Ahmadinejad defies ayatollah in bid to return to presidential seat
TEHRAN | Stunning his countrymen and disregarding the words of Iran’s most powerful ayatollah, polarizing former President Mahmoud Ahmadinejad registered Wednesday to run in the country’s May presidential election and upended a contest largely expected to be won by moderate incumbent President Hassan Rouhani.
Though Mr. Ahmadinejad still might not be approved for the ballot by Iran’s clerically overseen government, merely the mention of the Holocaust-questioning populist might energize discontent hard-liners who want a Persian and nationalist answer to the more confrontational policies of the new Trump administration.
Mr. Ahmadinejad’s candidacy also comes as President Trump has threatened a reappraisal of Iran’s nuclear deal with world powers and as fissures still linger inside Iran after his contested 2009 re-election, which brought massive unrest and street violence.
Stunned election officials were seen processing Mr. Ahmadinejad’s paperwork on Wednesday. Asked about Mr. Ahmadinejad’s decision, one Tehranbased analyst offered a blunt assessment.
“It was an organized mutiny against Iran’s ruling system,” said Soroush Farhadian, who backs reformists.
Ever the showman, a smiling Mr. Ahmadinejad made “V for Victory” hand signals and walked his former Vice President Hamid Baghaei through the process of registering first. Just when it appeared Mr. Ahmadinejad would be leaving, he turned around and returned to the Interior Ministry’s registration desk, pulling out his identification documents with a flourish in front of a melee of shouting journalists.
Mr. Ahmadinejad’s decision shocked Iran as Supreme Leader Ayatollah Ali Khamenei offered a thinly veiled warning in September that his candidacy would create a “polarized situation” that would be “harmful for the county.” Many Iranians blame Mr. Ahmadinejad’s rhetoric and policies as contributing to Iran’s isolation and economy deterioration during his two terms in president.

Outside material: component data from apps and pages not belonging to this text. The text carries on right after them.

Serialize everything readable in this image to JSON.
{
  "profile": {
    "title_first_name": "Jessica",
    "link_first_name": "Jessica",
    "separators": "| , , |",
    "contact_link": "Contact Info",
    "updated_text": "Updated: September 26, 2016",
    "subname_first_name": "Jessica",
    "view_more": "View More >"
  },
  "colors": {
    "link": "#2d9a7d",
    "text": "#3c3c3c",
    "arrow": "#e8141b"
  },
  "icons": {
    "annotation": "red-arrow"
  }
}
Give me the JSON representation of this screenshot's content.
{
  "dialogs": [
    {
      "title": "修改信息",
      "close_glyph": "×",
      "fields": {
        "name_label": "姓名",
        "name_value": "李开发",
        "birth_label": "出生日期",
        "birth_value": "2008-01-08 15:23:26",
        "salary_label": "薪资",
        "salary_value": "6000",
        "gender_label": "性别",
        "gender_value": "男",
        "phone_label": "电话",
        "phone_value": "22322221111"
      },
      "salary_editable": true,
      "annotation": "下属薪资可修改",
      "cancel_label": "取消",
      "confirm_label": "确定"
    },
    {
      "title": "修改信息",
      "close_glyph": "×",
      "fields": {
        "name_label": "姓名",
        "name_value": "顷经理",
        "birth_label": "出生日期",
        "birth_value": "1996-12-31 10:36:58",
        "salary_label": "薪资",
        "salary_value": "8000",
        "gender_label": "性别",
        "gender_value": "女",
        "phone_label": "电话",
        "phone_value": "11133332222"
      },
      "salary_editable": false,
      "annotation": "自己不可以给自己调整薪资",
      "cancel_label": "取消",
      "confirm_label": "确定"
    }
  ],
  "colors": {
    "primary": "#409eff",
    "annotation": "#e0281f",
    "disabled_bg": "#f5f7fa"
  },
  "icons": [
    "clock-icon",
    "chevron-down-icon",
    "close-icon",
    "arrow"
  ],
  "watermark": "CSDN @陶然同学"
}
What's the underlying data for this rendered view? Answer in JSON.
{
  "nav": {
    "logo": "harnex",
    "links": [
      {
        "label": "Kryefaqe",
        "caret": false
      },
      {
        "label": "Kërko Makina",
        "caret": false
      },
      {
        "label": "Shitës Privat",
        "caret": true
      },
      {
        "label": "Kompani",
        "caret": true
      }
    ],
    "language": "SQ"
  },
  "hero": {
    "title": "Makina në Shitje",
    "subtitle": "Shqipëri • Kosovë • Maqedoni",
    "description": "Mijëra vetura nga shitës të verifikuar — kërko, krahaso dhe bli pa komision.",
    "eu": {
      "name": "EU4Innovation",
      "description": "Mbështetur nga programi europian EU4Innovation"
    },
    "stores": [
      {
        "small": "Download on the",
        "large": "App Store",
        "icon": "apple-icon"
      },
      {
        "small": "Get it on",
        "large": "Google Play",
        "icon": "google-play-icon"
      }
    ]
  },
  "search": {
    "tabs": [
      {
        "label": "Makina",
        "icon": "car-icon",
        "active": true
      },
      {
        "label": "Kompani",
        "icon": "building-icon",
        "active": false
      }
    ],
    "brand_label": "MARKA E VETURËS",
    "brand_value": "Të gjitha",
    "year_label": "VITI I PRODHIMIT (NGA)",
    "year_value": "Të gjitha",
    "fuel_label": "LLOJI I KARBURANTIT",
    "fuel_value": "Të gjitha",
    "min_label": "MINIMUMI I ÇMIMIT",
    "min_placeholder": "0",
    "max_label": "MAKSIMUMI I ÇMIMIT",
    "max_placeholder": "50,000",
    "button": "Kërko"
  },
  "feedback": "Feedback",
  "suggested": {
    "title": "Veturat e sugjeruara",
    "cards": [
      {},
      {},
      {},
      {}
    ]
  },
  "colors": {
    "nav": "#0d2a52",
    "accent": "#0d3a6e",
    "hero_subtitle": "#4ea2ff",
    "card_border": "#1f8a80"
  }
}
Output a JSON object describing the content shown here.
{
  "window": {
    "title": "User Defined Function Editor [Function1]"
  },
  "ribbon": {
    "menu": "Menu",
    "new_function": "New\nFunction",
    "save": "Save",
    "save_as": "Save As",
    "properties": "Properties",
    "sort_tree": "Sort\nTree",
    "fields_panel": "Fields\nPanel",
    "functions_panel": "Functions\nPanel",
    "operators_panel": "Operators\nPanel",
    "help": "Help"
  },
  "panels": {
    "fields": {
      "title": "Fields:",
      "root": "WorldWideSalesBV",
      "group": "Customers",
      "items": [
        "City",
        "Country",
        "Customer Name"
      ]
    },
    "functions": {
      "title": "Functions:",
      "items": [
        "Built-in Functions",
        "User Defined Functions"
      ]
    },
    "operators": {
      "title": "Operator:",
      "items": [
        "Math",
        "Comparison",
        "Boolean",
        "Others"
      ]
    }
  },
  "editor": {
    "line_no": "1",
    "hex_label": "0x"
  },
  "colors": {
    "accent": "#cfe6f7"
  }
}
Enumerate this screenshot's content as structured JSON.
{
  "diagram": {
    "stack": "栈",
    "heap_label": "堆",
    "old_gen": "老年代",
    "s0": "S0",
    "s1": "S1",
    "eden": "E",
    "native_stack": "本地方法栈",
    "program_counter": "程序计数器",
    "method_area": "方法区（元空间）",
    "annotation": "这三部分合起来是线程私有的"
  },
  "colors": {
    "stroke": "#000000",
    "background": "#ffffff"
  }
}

Mr. Ahmadinejad on Wednesday described comments by the supreme leader as “just advice” in a news conference shortly after submitting his registration, advice that “does not prevent me from running.”
There was no immediate reaction from the supreme leader’s office. While Ayatollah Khamenei has the final say on all state matters, Mr. Ahmadinejad’s relationship with him had strained by the end of his time in power.
“It’s in clear defiance of what the supreme leader had stated very openly and very publicly,” said Ellie Geranmayeh, a policy fellow at the European Council on Foreign Relations.
Corruption allegations surrounded Mr. Ahmadinejad’s 2005-2013 presidency and two of his former vice presidents were jailed, including Mr. Baghaei. Iran’s economy also suffered under heavy international sanctions during his administration because of Western suspicions that Tehran was secretly pursuing nuclear weapons. Iran insists its nuclear program is for peaceful purposes.
Internationally, Mr. Ahmadinejad also remains known for repeatedly questioning the scale of the Holocaust and predicting Israel’s demise.
The onetime mayor Tehran does, however, maintain popularity among the poor for his populist policies and subsidies he offered while in office.
More than 280 people have filed as possible candidates since registration began Tuesday, including 13 women.
Under Iran’s electoral system, all applicants must be vetted by the Guardian Council, a clerical body that will announce a final list of candidates by April 27. The council normally does not approve dissidents or women for the formal candidate list.
Mr. Ahmadinejad’s candidacy may be a stunt to ensure at least one of his acolytes makes the cut. Mr. Ahmadinejad himself described his decision to run as intended to help Mr. Baghaei. Esfandiar Rahim Mashaei, another of the former president’s close allies, also registered Wednesday.
The May 19 election is seen by many in Iran as a referendum on the 2015 nuclear agreement and other efforts to improve the country’s sanctions-hobbled economy. Under the nuclear deal, Iran agreed to curb its uranium enrichment in exchange for the lifting of international sanctions.
President Rouhani is widely expected to seek re-election after his administration negotiated the atomic accord, though he has not filed or formally declared his candidacy. Ebrahim Raisi, a hard-line cleric close to the supreme leader, also has declared his candidacy and is seen by some as the choice of the Revolutionary Guard, the powerful paramilitary organization that also has vast economic holdings.
Former Iranian President Mahmoud Ahmadinejad (right) unexpectedly filed to run for president in Iran. This move contradicts a recommendation from the supreme leader for Mr. Ahmadinejad to stay out of the race. The presidential election will be held in May.